- [Work to be completed]: Using the entries below, output exactly the lines from the one containing "Convert this screenshot" through the final line, both included, and no others.

- [Records for this task]:
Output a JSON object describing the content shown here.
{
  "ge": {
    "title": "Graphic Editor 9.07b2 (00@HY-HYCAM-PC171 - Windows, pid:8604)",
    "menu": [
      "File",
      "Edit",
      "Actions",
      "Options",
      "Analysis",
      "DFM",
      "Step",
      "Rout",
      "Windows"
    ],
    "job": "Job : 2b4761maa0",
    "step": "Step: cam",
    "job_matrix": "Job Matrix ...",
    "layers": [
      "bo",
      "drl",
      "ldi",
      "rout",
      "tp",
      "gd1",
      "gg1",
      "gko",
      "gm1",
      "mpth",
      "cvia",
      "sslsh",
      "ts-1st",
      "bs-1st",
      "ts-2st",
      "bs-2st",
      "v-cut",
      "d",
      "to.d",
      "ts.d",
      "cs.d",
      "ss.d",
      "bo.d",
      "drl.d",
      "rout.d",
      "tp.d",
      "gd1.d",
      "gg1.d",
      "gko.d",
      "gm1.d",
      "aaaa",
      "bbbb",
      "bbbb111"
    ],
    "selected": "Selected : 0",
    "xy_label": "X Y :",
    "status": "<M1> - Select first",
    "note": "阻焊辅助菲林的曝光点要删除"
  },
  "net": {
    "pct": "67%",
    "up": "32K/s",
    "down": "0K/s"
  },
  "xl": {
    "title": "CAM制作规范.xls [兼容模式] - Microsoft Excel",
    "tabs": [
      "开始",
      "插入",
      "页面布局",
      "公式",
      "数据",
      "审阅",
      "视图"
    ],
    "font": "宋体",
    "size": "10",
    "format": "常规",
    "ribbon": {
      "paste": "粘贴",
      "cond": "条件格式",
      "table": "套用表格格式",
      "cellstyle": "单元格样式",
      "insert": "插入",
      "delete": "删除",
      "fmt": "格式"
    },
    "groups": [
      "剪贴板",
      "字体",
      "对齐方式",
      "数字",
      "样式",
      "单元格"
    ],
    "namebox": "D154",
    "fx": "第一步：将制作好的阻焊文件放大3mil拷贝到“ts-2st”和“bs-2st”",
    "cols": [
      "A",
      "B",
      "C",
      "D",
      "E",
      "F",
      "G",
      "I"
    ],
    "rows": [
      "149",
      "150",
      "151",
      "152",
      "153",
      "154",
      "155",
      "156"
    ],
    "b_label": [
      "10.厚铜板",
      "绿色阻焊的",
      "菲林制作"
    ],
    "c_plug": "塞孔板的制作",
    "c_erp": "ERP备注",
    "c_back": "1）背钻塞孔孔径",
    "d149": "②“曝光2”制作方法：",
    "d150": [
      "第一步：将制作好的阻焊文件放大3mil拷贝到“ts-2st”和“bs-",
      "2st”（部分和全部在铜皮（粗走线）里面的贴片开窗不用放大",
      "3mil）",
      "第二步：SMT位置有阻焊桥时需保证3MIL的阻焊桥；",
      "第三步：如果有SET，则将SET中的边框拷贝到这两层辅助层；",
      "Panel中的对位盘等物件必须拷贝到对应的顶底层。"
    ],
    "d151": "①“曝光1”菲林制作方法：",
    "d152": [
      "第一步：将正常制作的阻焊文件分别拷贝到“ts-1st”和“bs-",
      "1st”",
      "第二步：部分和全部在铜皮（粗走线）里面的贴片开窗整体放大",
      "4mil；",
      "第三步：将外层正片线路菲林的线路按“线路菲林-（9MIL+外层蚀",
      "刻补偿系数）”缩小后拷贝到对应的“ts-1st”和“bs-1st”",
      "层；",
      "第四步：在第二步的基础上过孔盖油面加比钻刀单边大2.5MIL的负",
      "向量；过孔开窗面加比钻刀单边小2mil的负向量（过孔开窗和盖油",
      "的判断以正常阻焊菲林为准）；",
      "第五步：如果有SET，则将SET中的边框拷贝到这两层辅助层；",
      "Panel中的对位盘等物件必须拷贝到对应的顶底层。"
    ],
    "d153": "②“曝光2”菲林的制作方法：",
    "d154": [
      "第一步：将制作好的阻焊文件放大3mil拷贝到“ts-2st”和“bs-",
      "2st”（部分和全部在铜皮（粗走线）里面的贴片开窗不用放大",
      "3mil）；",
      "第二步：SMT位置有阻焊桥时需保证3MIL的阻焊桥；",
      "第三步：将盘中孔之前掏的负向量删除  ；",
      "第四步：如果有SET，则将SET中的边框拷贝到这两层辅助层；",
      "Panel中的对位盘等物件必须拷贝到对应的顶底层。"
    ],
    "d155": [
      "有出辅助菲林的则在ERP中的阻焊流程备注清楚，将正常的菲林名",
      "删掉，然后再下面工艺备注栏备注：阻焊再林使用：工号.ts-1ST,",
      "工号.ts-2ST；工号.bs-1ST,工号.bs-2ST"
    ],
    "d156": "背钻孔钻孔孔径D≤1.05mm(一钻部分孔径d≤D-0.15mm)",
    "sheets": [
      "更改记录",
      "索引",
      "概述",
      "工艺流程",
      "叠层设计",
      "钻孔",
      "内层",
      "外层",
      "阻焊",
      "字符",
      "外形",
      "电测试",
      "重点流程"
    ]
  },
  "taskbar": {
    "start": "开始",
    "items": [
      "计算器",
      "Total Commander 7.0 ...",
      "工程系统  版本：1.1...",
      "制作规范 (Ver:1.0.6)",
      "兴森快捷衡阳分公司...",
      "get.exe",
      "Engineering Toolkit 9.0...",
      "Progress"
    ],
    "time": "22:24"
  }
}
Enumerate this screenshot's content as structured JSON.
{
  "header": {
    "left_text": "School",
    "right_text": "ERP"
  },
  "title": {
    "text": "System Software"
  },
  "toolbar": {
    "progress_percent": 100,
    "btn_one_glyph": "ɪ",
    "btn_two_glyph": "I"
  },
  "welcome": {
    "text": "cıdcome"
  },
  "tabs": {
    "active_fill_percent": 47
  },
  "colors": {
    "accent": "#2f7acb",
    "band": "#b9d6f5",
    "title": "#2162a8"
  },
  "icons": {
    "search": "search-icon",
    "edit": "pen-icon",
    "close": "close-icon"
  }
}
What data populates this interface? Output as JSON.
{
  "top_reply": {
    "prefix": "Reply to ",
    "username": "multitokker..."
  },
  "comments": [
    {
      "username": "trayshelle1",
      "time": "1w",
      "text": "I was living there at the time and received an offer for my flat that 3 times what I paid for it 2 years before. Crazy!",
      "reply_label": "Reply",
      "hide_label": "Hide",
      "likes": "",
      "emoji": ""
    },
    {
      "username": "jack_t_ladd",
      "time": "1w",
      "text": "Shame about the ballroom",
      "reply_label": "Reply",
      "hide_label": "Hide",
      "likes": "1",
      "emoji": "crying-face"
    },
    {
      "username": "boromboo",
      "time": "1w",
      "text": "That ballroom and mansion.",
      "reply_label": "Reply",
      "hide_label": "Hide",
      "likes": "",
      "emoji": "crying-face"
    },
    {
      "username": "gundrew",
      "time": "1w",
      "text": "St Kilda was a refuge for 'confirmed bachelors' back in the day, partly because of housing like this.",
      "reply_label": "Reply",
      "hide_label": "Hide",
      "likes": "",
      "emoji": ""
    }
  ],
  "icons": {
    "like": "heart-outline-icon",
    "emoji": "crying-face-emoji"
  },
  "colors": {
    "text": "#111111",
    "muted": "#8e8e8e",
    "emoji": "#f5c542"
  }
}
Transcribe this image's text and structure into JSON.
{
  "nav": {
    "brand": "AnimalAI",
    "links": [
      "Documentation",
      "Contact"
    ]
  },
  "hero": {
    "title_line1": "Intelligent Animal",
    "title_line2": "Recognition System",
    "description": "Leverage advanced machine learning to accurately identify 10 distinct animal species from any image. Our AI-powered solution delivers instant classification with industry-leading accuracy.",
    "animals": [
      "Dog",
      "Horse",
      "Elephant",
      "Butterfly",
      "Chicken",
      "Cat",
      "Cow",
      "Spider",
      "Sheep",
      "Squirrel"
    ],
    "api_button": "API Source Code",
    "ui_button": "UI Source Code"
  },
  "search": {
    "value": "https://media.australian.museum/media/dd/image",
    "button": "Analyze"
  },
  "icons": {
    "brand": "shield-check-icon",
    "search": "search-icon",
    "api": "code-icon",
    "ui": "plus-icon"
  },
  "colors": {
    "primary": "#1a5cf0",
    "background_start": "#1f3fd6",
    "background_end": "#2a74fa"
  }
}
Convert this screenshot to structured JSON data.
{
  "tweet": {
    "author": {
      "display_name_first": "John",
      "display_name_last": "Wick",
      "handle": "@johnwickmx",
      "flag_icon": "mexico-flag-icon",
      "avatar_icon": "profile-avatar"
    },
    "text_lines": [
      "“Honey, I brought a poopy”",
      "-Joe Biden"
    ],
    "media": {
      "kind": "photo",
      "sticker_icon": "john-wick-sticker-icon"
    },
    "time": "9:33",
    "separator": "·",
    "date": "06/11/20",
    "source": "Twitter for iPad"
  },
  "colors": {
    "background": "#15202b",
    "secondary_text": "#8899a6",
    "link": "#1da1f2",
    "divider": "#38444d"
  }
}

- [Response to the task]:
Convert this screenshot to structured JSON data.
{
  "tweet": {
    "author": {
      "display_name_first": "John",
      "display_name_last": "Wick",
      "handle": "@johnwickmx",
      "flag_icon": "mexico-flag-icon",
      "avatar_icon": "profile-avatar"
    },
    "text_lines": [
      "“Honey, I brought a poopy”",
      "-Joe Biden"
    ],
    "media": {
      "kind": "photo",
      "sticker_icon": "john-wick-sticker-icon"
    },
    "time": "9:33",
    "separator": "·",
    "date": "06/11/20",
    "source": "Twitter for iPad"
  },
  "colors": {
    "background": "#15202b",
    "secondary_text": "#8899a6",
    "link": "#1da1f2",
    "divider": "#38444d"
  }
}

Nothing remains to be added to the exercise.